Meet Janeen Trevillyan. Janeen is the President of the Sedona Historical Society Board and The Historian of the Sedona Heritage Museum.
Q: What inspired you or led you to your current career?
A: I grew up always appreciating family history but worked for a living. Hence, when I got here to Sedona, and I was retired. I happened to see a posting in the Red Rock News that the city had an opening with the Historic Preservation Commission. And I thought it would be interesting since I like old buildings, architecture, and history of places. I didn’t know anything about my new town, nor it’s history. When I told the Sedona Historical Society and the Sedona Heritage Museum of my plight, their eyes got big! I’ve been there for almost 21 years now.
Q: What is one thing you wish you learned earlier in your life?
A: There are two things. I thought I appreciated history until I became more involved in preserving history. I realized so much has already been lost. That goes for my own family history. I wish I had started earlier with the appreciation for history and the people. The other might be my career path in corporate America. It’s been a grind. Learning kindness at the beginning of my life regarding how far the little things can take you versus getting so caught up in the moment. Maybe it’s a learning perspective.
Q: How long have you lived in Sedona, and what do you like most about it?
A: I’ve lived here for about 21 years now. I like this small town. I grew up in the country until I moved to a bigger city. Later, we came back to Arizona. I love running into people that I know. I have a little grand-niece whose 11 now and lives down in Mesa. Whenever they come up, we go to the grocery store, the toy store, and always run into somebody I know, even on the trails. My niece looks up at me and says, “You’re famous! You know everybody.”
Q: What one piece of advice changed your life?
A: There’s a lot of advice that I never listen to, ha-ha. Right now, I’m trying to slow down and smell the roses, slow down and be more in the moment. I’m a checklist person, so that’s a hard thing to do.
Q: Who is one interesting person you’ve met here in Sedona?
A: There are so many people with so many backgrounds. When I first became involved with the museum, I wanted to learn about its history. I met with a historian who was born and raised in Sedona. Her parents and grandparents were pioneers arriving in the 1880s or 1890s, and her name was Edith Smith Denton. She took me under her wing and started telling me her personal stories and her slant on what is history, what is important about history. I have to give her credit for being at the right place at the right time to light my fire -in a good way.
Q: When family or friends come to visit, where do you take them?
A: I have to take them to the Sedona Heritage Museum. It occupies my time, my passion, and everybody (family and friends) have to hear about what is happening, the trials and tribulations as well as the successes. It is a place where times stands still. It is not a cold hard white box museum. People can relate, especially people my age, or my parent’s generation. We all have the same background; there’s so much commonality – whether in Sedona or anywhere else in the country.

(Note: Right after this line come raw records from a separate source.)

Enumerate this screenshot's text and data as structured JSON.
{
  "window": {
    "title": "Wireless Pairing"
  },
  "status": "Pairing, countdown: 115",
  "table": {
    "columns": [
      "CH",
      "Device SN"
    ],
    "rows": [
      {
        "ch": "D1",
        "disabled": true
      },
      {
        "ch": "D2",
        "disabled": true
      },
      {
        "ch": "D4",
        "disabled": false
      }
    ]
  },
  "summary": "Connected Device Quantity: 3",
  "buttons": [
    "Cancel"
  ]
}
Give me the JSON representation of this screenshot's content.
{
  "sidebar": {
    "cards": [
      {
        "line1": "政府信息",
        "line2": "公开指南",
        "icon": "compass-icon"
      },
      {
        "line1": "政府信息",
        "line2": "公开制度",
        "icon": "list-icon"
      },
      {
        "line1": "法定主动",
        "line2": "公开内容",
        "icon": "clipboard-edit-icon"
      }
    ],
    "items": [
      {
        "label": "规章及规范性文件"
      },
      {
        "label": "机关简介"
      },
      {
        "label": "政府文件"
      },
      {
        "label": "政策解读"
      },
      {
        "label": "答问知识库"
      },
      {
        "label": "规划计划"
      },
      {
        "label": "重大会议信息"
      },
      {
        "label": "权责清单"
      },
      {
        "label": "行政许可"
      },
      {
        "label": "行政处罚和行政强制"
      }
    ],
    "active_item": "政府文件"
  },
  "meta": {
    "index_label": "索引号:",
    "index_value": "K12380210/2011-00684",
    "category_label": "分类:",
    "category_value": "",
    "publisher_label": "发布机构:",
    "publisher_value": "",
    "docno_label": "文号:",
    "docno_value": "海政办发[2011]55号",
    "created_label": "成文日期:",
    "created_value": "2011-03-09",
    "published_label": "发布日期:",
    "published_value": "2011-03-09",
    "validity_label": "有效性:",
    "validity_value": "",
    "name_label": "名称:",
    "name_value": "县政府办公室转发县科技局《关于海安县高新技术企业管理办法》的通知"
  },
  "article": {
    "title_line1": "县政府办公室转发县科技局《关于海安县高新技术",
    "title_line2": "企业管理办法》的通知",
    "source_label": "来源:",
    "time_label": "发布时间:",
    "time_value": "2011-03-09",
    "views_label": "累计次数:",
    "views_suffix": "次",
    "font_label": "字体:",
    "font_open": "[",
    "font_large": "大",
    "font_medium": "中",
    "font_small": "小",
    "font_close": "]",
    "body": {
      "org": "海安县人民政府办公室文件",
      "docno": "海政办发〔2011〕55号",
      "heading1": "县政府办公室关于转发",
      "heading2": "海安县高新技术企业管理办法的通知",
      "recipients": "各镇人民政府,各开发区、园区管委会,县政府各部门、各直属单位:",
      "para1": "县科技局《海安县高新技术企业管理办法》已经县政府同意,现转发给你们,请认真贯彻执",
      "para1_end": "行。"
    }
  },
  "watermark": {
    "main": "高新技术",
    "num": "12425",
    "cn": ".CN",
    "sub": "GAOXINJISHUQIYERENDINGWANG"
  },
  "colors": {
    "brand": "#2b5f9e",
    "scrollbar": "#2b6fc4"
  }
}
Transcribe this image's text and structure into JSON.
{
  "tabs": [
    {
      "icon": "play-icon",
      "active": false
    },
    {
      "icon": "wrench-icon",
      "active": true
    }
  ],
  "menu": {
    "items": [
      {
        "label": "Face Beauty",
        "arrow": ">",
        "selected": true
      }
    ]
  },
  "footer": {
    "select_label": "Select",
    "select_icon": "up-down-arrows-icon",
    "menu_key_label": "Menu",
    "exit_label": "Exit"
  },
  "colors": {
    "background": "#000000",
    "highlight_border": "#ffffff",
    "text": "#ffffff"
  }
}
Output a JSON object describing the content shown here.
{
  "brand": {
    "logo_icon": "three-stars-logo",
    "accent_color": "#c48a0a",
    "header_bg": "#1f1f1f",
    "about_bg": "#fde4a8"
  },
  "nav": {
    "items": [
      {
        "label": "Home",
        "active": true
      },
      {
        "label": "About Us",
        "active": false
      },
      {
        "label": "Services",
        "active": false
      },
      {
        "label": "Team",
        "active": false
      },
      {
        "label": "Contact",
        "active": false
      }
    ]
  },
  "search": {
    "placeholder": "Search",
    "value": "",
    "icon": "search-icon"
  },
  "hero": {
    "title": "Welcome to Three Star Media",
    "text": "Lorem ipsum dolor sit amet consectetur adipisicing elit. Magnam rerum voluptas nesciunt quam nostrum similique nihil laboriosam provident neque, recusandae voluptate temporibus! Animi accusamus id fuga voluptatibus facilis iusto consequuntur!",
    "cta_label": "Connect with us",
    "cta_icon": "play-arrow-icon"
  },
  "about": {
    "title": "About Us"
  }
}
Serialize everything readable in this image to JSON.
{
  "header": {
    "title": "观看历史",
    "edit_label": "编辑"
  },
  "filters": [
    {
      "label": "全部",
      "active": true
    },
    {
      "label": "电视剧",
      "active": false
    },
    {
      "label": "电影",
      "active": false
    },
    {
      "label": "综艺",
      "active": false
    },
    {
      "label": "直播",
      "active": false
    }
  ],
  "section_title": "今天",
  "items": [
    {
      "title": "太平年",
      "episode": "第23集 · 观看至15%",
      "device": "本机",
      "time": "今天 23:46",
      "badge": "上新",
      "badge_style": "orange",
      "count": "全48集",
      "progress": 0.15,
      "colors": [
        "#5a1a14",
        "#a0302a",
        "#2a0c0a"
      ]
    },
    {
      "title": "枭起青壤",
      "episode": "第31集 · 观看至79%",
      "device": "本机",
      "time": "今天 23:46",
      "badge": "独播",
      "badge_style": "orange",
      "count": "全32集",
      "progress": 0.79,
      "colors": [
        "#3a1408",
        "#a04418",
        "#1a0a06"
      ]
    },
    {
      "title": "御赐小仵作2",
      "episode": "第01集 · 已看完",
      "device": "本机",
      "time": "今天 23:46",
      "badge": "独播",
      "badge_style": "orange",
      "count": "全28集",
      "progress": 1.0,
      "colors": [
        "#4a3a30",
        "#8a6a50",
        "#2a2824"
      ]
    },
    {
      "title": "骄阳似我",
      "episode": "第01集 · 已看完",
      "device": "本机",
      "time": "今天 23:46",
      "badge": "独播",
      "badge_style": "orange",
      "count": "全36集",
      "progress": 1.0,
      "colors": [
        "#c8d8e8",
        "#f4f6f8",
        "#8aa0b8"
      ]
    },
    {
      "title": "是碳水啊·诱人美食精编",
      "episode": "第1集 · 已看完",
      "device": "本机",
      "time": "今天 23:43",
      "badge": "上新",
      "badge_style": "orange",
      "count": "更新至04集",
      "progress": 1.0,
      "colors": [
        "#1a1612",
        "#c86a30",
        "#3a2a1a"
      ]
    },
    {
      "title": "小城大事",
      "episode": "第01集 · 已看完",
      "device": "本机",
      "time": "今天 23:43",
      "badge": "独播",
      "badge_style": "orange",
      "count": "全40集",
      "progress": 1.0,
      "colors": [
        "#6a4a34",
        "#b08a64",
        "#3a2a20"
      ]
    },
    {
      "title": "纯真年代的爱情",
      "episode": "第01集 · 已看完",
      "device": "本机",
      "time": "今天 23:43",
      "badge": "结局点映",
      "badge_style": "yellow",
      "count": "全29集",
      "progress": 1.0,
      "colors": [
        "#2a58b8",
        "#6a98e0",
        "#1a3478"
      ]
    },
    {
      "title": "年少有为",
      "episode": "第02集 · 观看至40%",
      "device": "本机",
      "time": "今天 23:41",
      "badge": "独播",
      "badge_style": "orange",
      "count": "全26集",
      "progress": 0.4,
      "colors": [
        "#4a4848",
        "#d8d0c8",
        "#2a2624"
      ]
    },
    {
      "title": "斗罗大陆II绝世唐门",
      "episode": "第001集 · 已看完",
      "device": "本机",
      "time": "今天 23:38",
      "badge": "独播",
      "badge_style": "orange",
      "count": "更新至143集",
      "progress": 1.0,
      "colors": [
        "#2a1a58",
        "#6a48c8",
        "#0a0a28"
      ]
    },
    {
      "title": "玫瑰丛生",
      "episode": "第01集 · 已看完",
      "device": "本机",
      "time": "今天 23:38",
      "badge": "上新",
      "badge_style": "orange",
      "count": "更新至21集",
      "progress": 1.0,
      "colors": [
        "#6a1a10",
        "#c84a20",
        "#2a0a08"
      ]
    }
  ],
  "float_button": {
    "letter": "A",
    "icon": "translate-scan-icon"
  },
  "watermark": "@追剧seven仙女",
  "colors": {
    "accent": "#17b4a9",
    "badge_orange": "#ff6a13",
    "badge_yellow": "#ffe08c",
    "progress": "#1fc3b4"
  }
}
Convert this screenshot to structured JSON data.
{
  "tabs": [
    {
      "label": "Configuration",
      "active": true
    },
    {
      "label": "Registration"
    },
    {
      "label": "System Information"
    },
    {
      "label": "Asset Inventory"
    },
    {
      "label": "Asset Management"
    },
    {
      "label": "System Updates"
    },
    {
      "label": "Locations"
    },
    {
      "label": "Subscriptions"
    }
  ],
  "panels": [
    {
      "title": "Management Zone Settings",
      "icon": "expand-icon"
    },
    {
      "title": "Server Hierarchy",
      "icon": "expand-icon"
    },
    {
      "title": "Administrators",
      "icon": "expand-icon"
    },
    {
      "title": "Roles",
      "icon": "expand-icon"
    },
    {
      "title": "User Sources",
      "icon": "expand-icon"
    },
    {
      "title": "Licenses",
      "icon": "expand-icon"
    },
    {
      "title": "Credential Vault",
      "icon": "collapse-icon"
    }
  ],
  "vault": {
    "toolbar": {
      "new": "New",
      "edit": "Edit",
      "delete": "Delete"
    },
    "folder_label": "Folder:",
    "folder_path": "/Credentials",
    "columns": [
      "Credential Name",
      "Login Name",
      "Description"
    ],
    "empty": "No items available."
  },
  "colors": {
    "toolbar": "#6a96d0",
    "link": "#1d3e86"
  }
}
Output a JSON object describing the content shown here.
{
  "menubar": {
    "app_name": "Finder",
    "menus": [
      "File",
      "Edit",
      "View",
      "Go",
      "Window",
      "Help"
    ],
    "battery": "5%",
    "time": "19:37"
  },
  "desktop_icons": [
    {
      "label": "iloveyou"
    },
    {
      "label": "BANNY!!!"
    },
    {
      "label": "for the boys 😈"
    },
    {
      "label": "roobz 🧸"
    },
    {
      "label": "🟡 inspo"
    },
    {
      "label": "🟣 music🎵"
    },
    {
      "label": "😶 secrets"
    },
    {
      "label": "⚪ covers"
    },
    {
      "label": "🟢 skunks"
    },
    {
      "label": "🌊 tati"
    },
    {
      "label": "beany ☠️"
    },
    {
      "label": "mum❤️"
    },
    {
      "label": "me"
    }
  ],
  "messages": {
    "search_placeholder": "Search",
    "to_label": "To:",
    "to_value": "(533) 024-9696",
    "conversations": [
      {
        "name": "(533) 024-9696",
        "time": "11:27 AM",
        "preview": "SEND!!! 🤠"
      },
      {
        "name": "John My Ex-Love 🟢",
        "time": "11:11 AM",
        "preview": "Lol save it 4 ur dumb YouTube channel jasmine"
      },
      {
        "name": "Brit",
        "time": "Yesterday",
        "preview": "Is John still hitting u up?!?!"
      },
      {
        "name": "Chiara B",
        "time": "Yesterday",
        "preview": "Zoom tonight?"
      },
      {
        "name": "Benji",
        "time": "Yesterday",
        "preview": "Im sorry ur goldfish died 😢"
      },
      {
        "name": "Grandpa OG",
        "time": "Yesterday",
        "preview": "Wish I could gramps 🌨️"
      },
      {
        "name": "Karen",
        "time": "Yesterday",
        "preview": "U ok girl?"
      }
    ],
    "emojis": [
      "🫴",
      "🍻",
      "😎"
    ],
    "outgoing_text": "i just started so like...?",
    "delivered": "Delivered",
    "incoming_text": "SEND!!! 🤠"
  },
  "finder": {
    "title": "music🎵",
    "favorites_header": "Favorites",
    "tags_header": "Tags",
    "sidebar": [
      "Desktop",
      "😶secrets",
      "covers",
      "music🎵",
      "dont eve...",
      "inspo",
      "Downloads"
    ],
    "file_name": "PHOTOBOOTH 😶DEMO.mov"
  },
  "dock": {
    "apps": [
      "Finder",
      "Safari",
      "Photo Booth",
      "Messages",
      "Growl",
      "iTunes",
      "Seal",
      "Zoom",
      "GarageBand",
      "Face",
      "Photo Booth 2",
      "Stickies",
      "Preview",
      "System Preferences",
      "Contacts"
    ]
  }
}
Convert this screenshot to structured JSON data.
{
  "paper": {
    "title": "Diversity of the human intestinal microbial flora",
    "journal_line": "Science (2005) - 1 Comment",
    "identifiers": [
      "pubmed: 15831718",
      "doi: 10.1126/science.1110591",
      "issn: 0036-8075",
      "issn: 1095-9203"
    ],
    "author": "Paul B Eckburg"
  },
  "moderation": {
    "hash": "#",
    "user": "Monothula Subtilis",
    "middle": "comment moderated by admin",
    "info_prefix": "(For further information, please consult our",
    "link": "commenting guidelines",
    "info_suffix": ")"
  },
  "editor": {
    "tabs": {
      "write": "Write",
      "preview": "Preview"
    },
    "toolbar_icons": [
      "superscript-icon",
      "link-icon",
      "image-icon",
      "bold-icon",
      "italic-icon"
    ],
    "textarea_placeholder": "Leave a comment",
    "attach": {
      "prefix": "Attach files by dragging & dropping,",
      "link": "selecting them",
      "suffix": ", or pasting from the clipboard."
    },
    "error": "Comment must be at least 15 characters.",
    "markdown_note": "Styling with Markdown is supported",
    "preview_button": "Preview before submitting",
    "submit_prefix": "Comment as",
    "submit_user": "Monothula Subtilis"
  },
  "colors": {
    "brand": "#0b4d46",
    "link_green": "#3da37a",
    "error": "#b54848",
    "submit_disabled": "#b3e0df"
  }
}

I am lucky enough that my husband and I live on Oak Creek. All we have to do is walk out the back door to get to the creek. All you hear is rushing water; you can’t hear the town noise. Oak Creek is so rare because of having a water source in the Arizona desert.
Q: If you had an opportunity to be any age, what age would that be and why?
A: There’s a moment in time of every period of your life where something was really special or just perfect. I certainly don’t appreciate getting older because it’s harder to bend down, I have more gray hair, and it’s harder to stay awake until midnight when I want to. I don’t feel like my brain is particularly off yet. Geez! I love to be 35 again, but what I was doing then wasn’t the fun part of my life. So there’s a fun and not fun part of any moment in time, and you have to appreciate it all.
Q: How would your closest friend describe you?
A: Probably still not enjoying retirement, and again not doing enough fun stuff. Fun, for me, is accomplishing things. I used to belong to several professional women’s organizations, and I would laugh at my friends when we were totally into something. I would say, ‘Well, we have a defective gene, and that defective gene drives us to join things and not give up.”
Q: What do you consider your greatest accomplishment?
A: Hopefully, I’m a relatively good member of the family – a good sister, good daughter, good wife. Having been part of the “good” family, if you will, stay close to those people through thick and thin.
Q: Choosing anyone – who would you love to have lunch with and why?
A: I will say, Eleanor Roosevelt. From what I know and understand about her, she lived her traditional life in a very non-traditional way or vice versa. I am not exactly sure how to peg that yet either. I think she had perspective, a bigger picture, of a women’s place in the world.
Q: Is there one thing in your life that has a sense of meaning for you?
A: I have to say family, again. When you start losing members of the family, you realized what you missed or miss, so there’s a lot of meaning to those relationships. It makes me think, “I am this way because.. or I do this now because”.
Q: What one word is part of your legacy?
A: She put in the effort.
From the interview with Jonelle Klein